Business Valuation Glossary
What It Means
Capitalized Excess Earnings method determines the business value by summing the net tangible value of the business assets with the capitalized value of the “excess” earnings. A typical procedure to establish the business value with the method is:
- Start with the business net tangible assets, obtained from its recast financial statements by subtracting adjusted liabilities from the tangible assets.
- Estimate the business earnings attributable to the net tangible assets. This is done by multiplying the net tangible assets by a reasonable rate of return, expressed as a percentage.
- Determine the excess earnings as the difference between the total business earnings and those attributable to the net tangible assets. These excess earnings reflect the business goodwill.
- Capitalize the excess earnings by dividing their value by an appropriate capitalization rate.
- Add the capitalized excess earnings value to the value of the business net tangible assets, to establish the overall business value.
Capitalized Excess Earnings method is often called the Treasury Method because it was first introduced by the US Treasury Department in the 1920s to value business goodwill. It is described in the Appeals and Review Memorandum Number 34. Widely adopted by the professional appraisal community, this method has been further clarified in the US Internal Revenue Service Ruling 68-609.
Business Value = Assets + Business Goodwill

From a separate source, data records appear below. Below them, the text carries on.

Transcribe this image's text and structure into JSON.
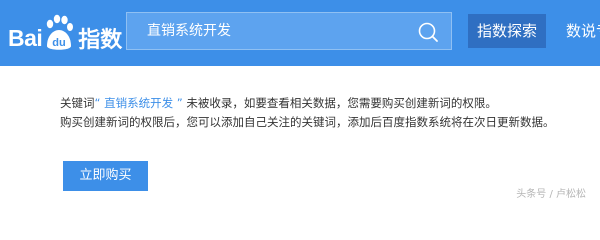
{
  "brand": {
    "logo_text_bai": "Bai",
    "logo_text_du": "du",
    "logo_text_product": "指数"
  },
  "search": {
    "value": "直销系统开发",
    "icon": "search-icon"
  },
  "nav": {
    "active_label": "指数探索",
    "next_label": "数说专"
  },
  "notice": {
    "prefix": "关键词",
    "open_quote": "“",
    "keyword": "直销系统开发",
    "close_quote": "”",
    "line1_suffix": "未被收录，如要查看相关数据，您需要购买创建新词的权限。",
    "line2": "购买创建新词的权限后，您可以添加自己关注的关键词，添加后百度指数系统将在次日更新数据。"
  },
  "actions": {
    "buy_label": "立即购买"
  },
  "watermark": {
    "text": "头条号 / 卢松松"
  },
  "colors": {
    "header_bg": "#3d8fe8",
    "active_nav_bg": "#2f6fc2",
    "accent": "#3d8fe8",
    "text": "#333333"
  }
}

ValuAdder uses this classical business valuation method on the Business Goodwill Tab to determine the value of business goodwill and total business value.